═══ RECORDS FOR THIS TASK ═══
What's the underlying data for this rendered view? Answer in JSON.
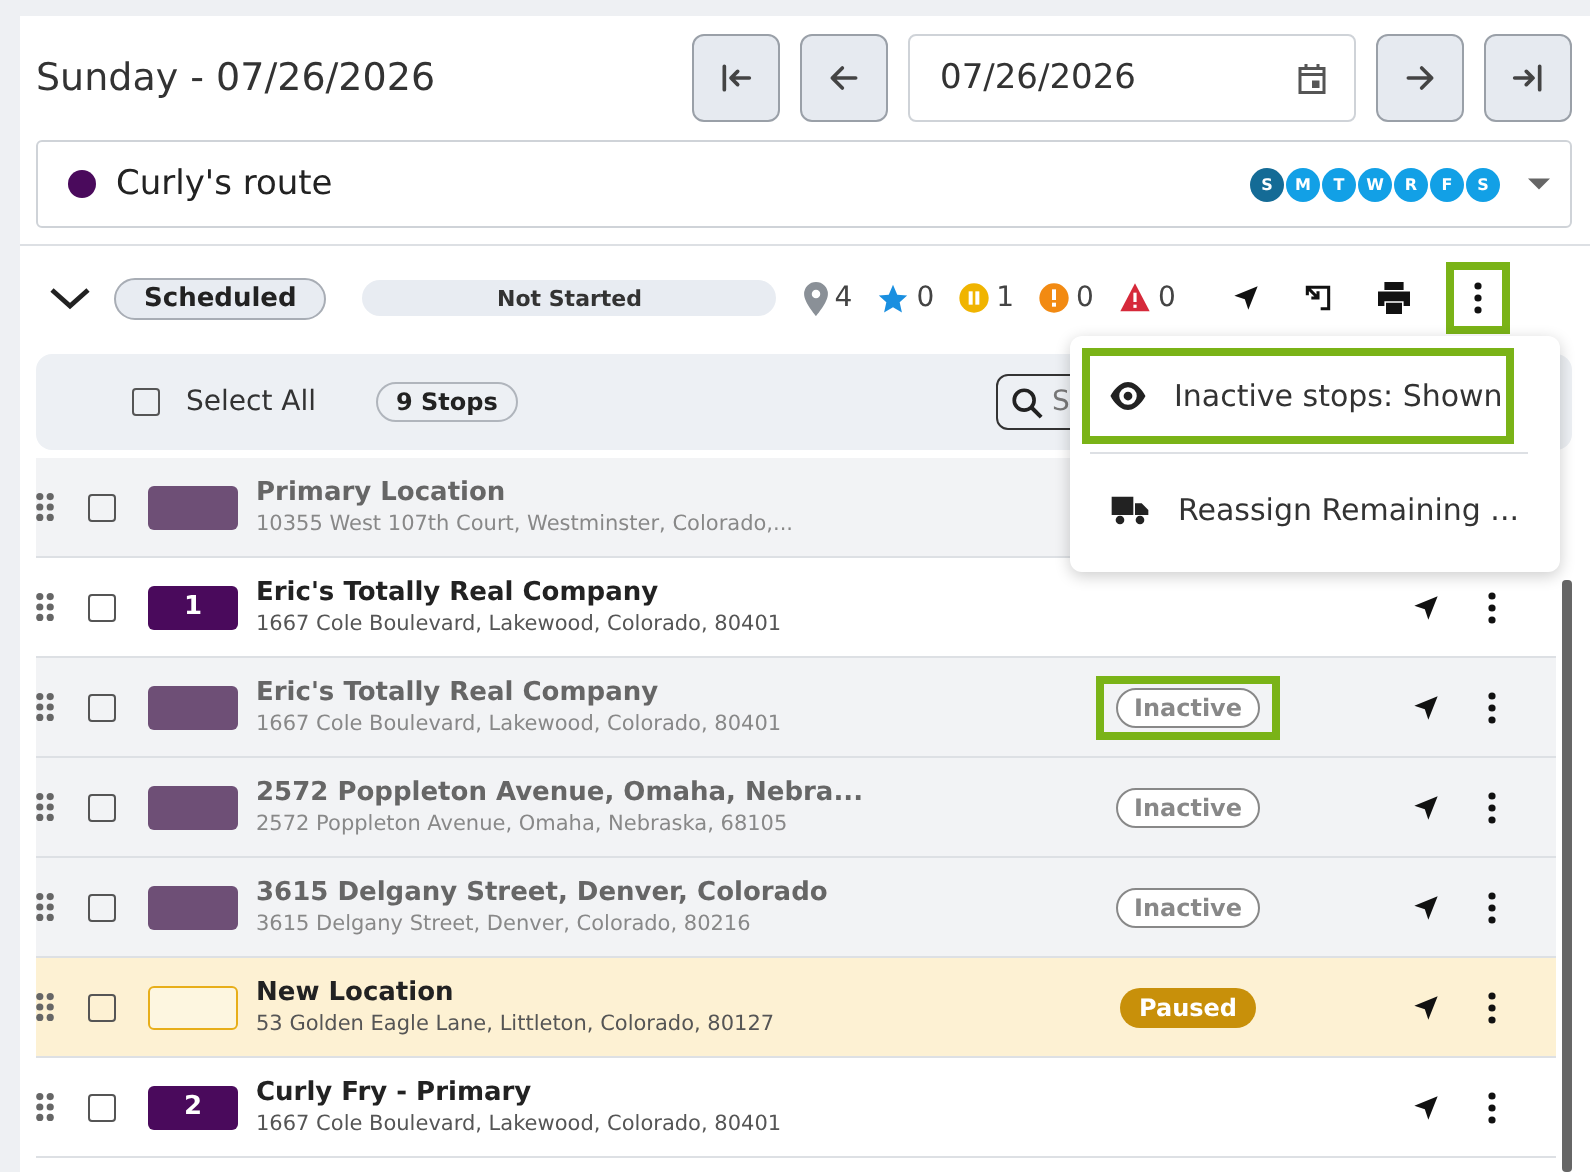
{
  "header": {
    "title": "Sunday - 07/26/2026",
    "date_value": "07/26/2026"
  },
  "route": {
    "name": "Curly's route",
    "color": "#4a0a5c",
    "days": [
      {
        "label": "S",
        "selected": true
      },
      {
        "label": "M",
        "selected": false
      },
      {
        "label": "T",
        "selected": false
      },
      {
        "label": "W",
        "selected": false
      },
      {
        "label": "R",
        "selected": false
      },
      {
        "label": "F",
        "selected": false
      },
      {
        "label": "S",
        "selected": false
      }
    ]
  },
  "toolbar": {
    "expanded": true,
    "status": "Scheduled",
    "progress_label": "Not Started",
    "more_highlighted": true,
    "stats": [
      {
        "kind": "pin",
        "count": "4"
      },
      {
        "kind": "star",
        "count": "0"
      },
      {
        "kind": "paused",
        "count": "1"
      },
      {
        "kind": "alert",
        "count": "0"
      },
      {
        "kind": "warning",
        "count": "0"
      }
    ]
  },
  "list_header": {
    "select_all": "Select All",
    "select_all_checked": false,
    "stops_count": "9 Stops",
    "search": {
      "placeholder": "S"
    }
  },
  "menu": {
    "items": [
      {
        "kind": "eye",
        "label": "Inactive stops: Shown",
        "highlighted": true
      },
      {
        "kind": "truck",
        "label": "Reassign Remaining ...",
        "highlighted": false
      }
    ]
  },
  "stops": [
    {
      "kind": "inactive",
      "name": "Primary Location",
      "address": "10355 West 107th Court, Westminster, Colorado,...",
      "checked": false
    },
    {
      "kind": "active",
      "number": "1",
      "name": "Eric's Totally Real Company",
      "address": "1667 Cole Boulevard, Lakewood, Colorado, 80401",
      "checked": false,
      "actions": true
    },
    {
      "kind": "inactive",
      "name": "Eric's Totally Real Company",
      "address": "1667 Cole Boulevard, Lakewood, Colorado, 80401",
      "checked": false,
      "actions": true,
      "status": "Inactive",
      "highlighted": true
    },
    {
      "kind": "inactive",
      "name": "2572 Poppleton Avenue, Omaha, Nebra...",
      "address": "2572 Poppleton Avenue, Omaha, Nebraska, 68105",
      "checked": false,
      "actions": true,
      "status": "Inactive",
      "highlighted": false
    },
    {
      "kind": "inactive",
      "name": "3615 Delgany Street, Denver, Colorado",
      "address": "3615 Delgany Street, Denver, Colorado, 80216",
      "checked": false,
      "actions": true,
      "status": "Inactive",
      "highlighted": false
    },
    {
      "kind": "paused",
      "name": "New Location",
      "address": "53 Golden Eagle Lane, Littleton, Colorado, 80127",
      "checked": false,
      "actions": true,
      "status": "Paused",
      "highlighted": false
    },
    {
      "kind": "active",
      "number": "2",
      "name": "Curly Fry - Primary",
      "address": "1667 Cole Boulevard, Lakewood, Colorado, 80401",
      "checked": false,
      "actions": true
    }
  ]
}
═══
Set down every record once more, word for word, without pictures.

What's the underlying data for this rendered view? Answer in JSON.
{
  "header": {
    "title": "Sunday - 07/26/2026",
    "date_value": "07/26/2026"
  },
  "route": {
    "name": "Curly's route",
    "color": "#4a0a5c",
    "days": [
      {
        "label": "S",
        "selected": true
      },
      {
        "label": "M",
        "selected": false
      },
      {
        "label": "T",
        "selected": false
      },
      {
        "label": "W",
        "selected": false
      },
      {
        "label": "R",
        "selected": false
      },
      {
        "label": "F",
        "selected": false
      },
      {
        "label": "S",
        "selected": false
      }
    ]
  },
  "toolbar": {
    "expanded": true,
    "status": "Scheduled",
    "progress_label": "Not Started",
    "more_highlighted": true,
    "stats": [
      {
        "kind": "pin",
        "count": "4"
      },
      {
        "kind": "star",
        "count": "0"
      },
      {
        "kind": "paused",
        "count": "1"
      },
      {
        "kind": "alert",
        "count": "0"
      },
      {
        "kind": "warning",
        "count": "0"
      }
    ]
  },
  "list_header": {
    "select_all": "Select All",
    "select_all_checked": false,
    "stops_count": "9 Stops",
    "search": {
      "placeholder": "S"
    }
  },
  "menu": {
    "items": [
      {
        "kind": "eye",
        "label": "Inactive stops: Shown",
        "highlighted": true
      },
      {
        "kind": "truck",
        "label": "Reassign Remaining ...",
        "highlighted": false
      }
    ]
  },
  "stops": [
    {
      "kind": "inactive",
      "name": "Primary Location",
      "address": "10355 West 107th Court, Westminster, Colorado,...",
      "checked": false
    },
    {
      "kind": "active",
      "number": "1",
      "name": "Eric's Totally Real Company",
      "address": "1667 Cole Boulevard, Lakewood, Colorado, 80401",
      "checked": false,
      "actions": true
    },
    {
      "kind": "inactive",
      "name": "Eric's Totally Real Company",
      "address": "1667 Cole Boulevard, Lakewood, Colorado, 80401",
      "checked": false,
      "actions": true,
      "status": "Inactive",
      "highlighted": true
    },
    {
      "kind": "inactive",
      "name": "2572 Poppleton Avenue, Omaha, Nebra...",
      "address": "2572 Poppleton Avenue, Omaha, Nebraska, 68105",
      "checked": false,
      "actions": true,
      "status": "Inactive",
      "highlighted": false
    },
    {
      "kind": "inactive",
      "name": "3615 Delgany Street, Denver, Colorado",
      "address": "3615 Delgany Street, Denver, Colorado, 80216",
      "checked": false,
      "actions": true,
      "status": "Inactive",
      "highlighted": false
    },
    {
      "kind": "paused",
      "name": "New Location",
      "address": "53 Golden Eagle Lane, Littleton, Colorado, 80127",
      "checked": false,
      "actions": true,
      "status": "Paused",
      "highlighted": false
    },
    {
      "kind": "active",
      "number": "2",
      "name": "Curly Fry - Primary",
      "address": "1667 Cole Boulevard, Lakewood, Colorado, 80401",
      "checked": false,
      "actions": true
    }
  ]
}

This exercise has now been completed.